17/12/2015. CARMENES, an outstanding novel astronomical instrument, which has been designed to look for Earth-like planets, has successfully passed first “on-sky” tests at the telescope. Scientist and engineers of Calar Alto Observatory have participated in the design and construction of the new “planet hunter”. After five years of preparation, the highly complex instrument was for the first time used in November at the 3.5m telescope of the Calar Alto Observatory near Almería in southern Spain, which is operated jointly by the Max-Planck-Society (MPG) and the Spanish National Research Council (CSIC). CARMENES has been designed and built by a large international consortium of eleven institutions in Germany and Spain. The instrument consists of two spectrographs to analyze the visible and the infrared light coming from celestial bodies. Both have been optimized for the discovery of planets orbiting nearby stars. Thus, observations with CARMENES will be an important milestone for one of the most exciting areas of space exploration - the search for a second Earth.
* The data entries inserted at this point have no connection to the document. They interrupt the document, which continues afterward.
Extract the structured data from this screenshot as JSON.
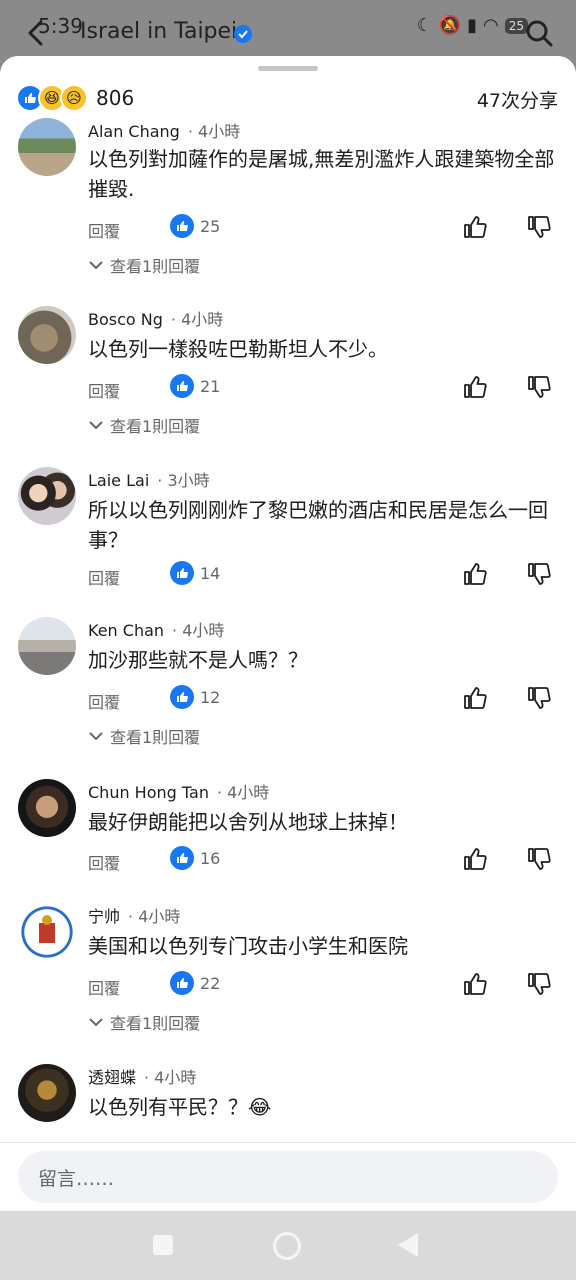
{
  "status_bar": {
    "time": "5:39",
    "battery": "25"
  },
  "page": {
    "title": "Israel in Taipei"
  },
  "reactions": {
    "count": "806",
    "types": [
      "like-icon",
      "haha-icon",
      "sad-icon"
    ]
  },
  "shares": "47次分享",
  "labels": {
    "reply": "回覆",
    "view_one_reply": "查看1則回覆"
  },
  "comments": [
    {
      "name": "Alan Chang",
      "time": "4小時",
      "text": "以色列對加薩作的是屠城,無差別濫炸人跟建築物全部摧毀.",
      "likes": "25",
      "has_replies": true
    },
    {
      "name": "Bosco Ng",
      "time": "4小時",
      "text": "以色列一樣殺咗巴勒斯坦人不少。",
      "likes": "21",
      "has_replies": true
    },
    {
      "name": "Laie Lai",
      "time": "3小時",
      "text": "所以以色列刚刚炸了黎巴嫩的酒店和民居是怎么一回事？",
      "likes": "14",
      "has_replies": false
    },
    {
      "name": "Ken Chan",
      "time": "4小時",
      "text": "加沙那些就不是人嗎？？",
      "likes": "12",
      "has_replies": true
    },
    {
      "name": "Chun Hong Tan",
      "time": "4小時",
      "text": "最好伊朗能把以舍列从地球上抹掉！",
      "likes": "16",
      "has_replies": false
    },
    {
      "name": "宁帅",
      "time": "4小時",
      "text": "美国和以色列专门攻击小学生和医院",
      "likes": "22",
      "has_replies": true
    },
    {
      "name": "透翅蝶",
      "time": "4小時",
      "text": "以色列有平民？？😂",
      "likes": "",
      "has_replies": false
    }
  ],
  "composer": {
    "placeholder": "留言……"
  },
  "colors": {
    "accent": "#1877f2",
    "muted": "#65676b"
  }
}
This is an update from previous new. As told yesterday, an international group of researchers have observed the 2015TB145 NEO, also known as "The great Halloween pumpkin" with the 1.23m telescope and with PMAS instrument at 3.5m telescope. Here you have images and the video of the observations.
The image on the left shows the asteroid. If you click below on the "read more" button, you'll have access to a complete video.
The nights of October 30th and 31st are the best opportunity for studying this asteroid, which characteristics points that it could be an extinct comet.
The asteroid, with 400 meters wide, will be at about 480.000 km from Earth at its closest approach.
CARMENES, a spectrograph that will search for earth-like planets, is a unique instrument due to its stability, very high resolution and because it will observe at the same time in both the visible and infrared channels.
The infrared channel, developed at the Instituto de Astronfísica de Andalucía (IAA-CSIC), will be tomorrow placed in its final location, at the 3.5m Calar Alto Observatory telescope.